If we are a son or a daughter, the good parts are the cool ways your parents take care of you even as an adult, or the friendship that has grown deeper with your older parents.
If we are a friend, the easy part is the connection we feel, the support we know we have, no matter what befalls us.
These are some of the best things about love. The joy that comes from interpersonal relationships.
But I wonder if, with the advent of all of this technology, we have become a little unrealistic in our expectations of love, thinking we can just pick the good times. Trying to hang on to “perfect”– just getting the pleasant experiences and bypassing the unpleasant ones.
It doesn’t take long to figure out that sometimes there are far more unpleasant ones than pleasant ones. We are all sinful human beings and life is hard–
As parents, we need to discipline and provide consequences for sinful behavior. We need to have hard conversations. We need to endure a few “I hate you!”s and quite a few seemingly hopeless moments that just aren’t any fun at all and certainly not easy. But that is love.
As spouses, we don’t always jive, we disagree, and we have periods of crazy, busy times where we hardly see each other. We argue, we fight, we lay in bed not talking. But this is just the hard part of love.
As adult children, we see our parents growing weaker, they need us to do things for them that they used to be able to do for themselves, we take them to dr appts, or do their finances, or change their diaper. But we remember how hard it must have been to raise us, and we do it because we genuinely love them with all our heart.
As friends, we disagree– sometimes on major things, our kids may fight or not get along, or we may move far away from each other, but if true love abounds, the friendship remains, because that is what true love does.
I just wonder if we have become so used to pulling only the good things and avoiding the bad things, that we have not experienced love in its fullest, most satisfying way. For when we walk away (physically or emotionally) from a tough situation, we are in essence saying that we don’t want the hard stuff.
Now, please don’t take this to the extreme. There are a few very legitimate reasons to walk away from certain relationships, at least for a time. But this is not the norm. Most relationships are broken because they just weren’t easy or fun anymore.
Many of those who walk away go on to start a new relationship that sours faster than the first one.
But true love accepts the bad stuff along with the good stuff. Rejection isn’t even an option. Divorce or abandonment aren’t even a passing thought in our brain. True love means commitment and work but, oh, the rewards are tremendous.
I have no idea if you are struggling in a relationship today.
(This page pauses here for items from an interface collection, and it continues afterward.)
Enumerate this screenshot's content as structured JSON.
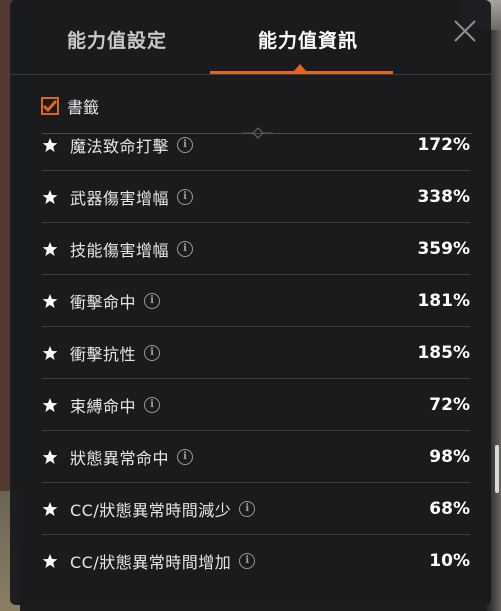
{
  "tabs": [
    {
      "label": "能力值設定",
      "active": false
    },
    {
      "label": "能力值資訊",
      "active": true
    }
  ],
  "bookmark": {
    "label": "書籤",
    "checked": true
  },
  "stats": [
    {
      "label": "魔法致命打擊",
      "value": "172%"
    },
    {
      "label": "武器傷害增幅",
      "value": "338%"
    },
    {
      "label": "技能傷害增幅",
      "value": "359%"
    },
    {
      "label": "衝擊命中",
      "value": "181%"
    },
    {
      "label": "衝擊抗性",
      "value": "185%"
    },
    {
      "label": "束縛命中",
      "value": "72%"
    },
    {
      "label": "狀態異常命中",
      "value": "98%"
    },
    {
      "label": "CC/狀態異常時間減少",
      "value": "68%"
    },
    {
      "label": "CC/狀態異常時間增加",
      "value": "10%"
    }
  ],
  "colors": {
    "accent": "#e2651d",
    "panel": "#1a1b1e"
  },
  "icons": {
    "close": "close-icon",
    "star": "star-icon",
    "info": "info-icon",
    "check": "checkmark-icon"
  }
}
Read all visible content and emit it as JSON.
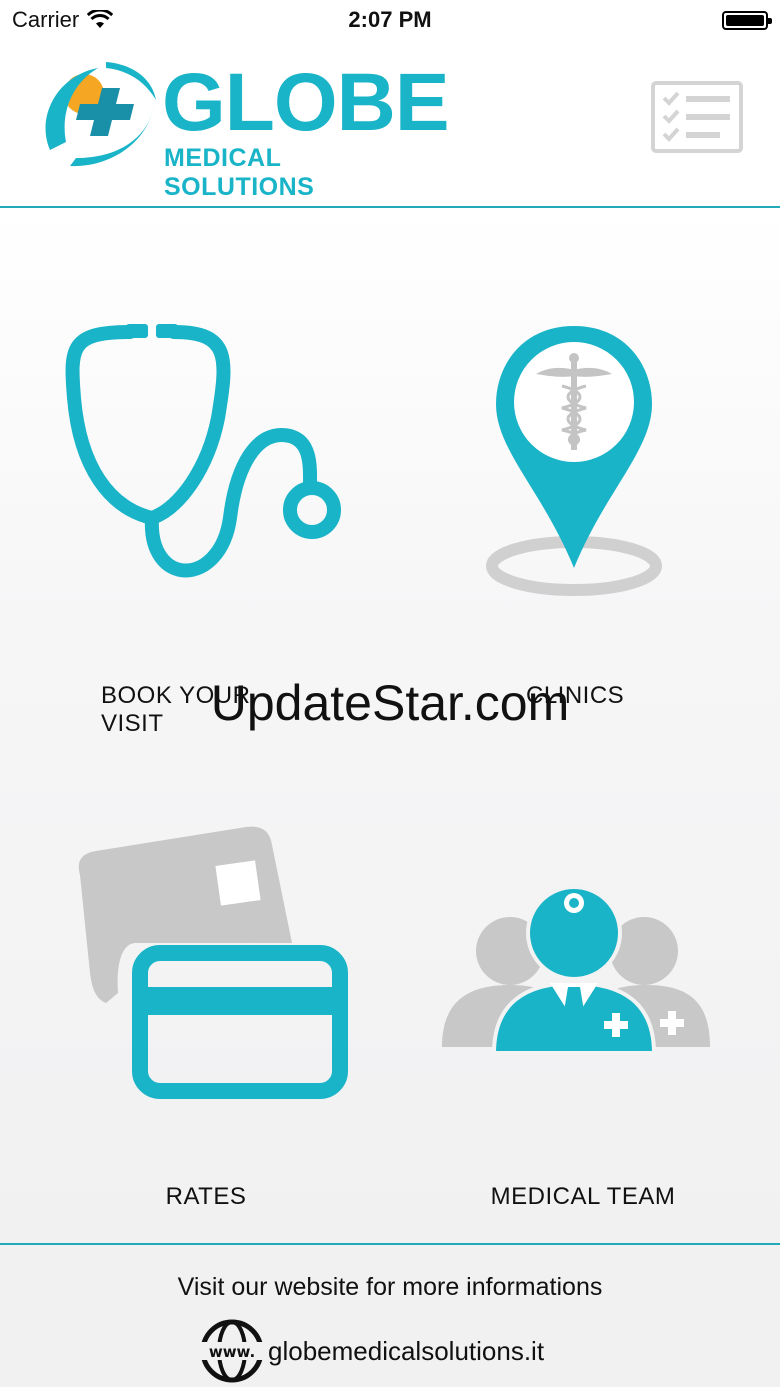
{
  "status_bar": {
    "carrier": "Carrier",
    "time": "2:07 PM",
    "wifi_icon": "wifi-icon",
    "battery_icon": "battery-icon"
  },
  "header": {
    "logo_title": "GLOBE",
    "logo_subtitle": "MEDICAL SOLUTIONS",
    "menu_icon": "checklist-icon"
  },
  "tiles": [
    {
      "label": "BOOK YOUR VISIT",
      "icon": "stethoscope-icon"
    },
    {
      "label": "CLINICS",
      "icon": "map-pin-caduceus-icon"
    },
    {
      "label": "RATES",
      "icon": "credit-card-icon"
    },
    {
      "label": "MEDICAL TEAM",
      "icon": "medical-team-icon"
    }
  ],
  "watermark": "UpdateStar.com",
  "footer": {
    "text": "Visit our website for more informations",
    "url": "globemedicalsolutions.it",
    "www_icon": "www-globe-icon"
  },
  "colors": {
    "accent": "#19b4c8",
    "icon_gray": "#c8c8c8",
    "divider": "#23aab9",
    "logo_orange": "#f5a623"
  }
}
Many of us are. Don’t give in to the thoughts that tell you to quit and move on. Keep loving. Keep doing what’s right. Do what you can do and then pray. Hard. We can’t change the other person, but we can surely do all that we possibly can to salvage the troubling relationships in our lives.
And now abide faith, hope, love, these three; but the greatest of these is love. (I Corinthians 13:13)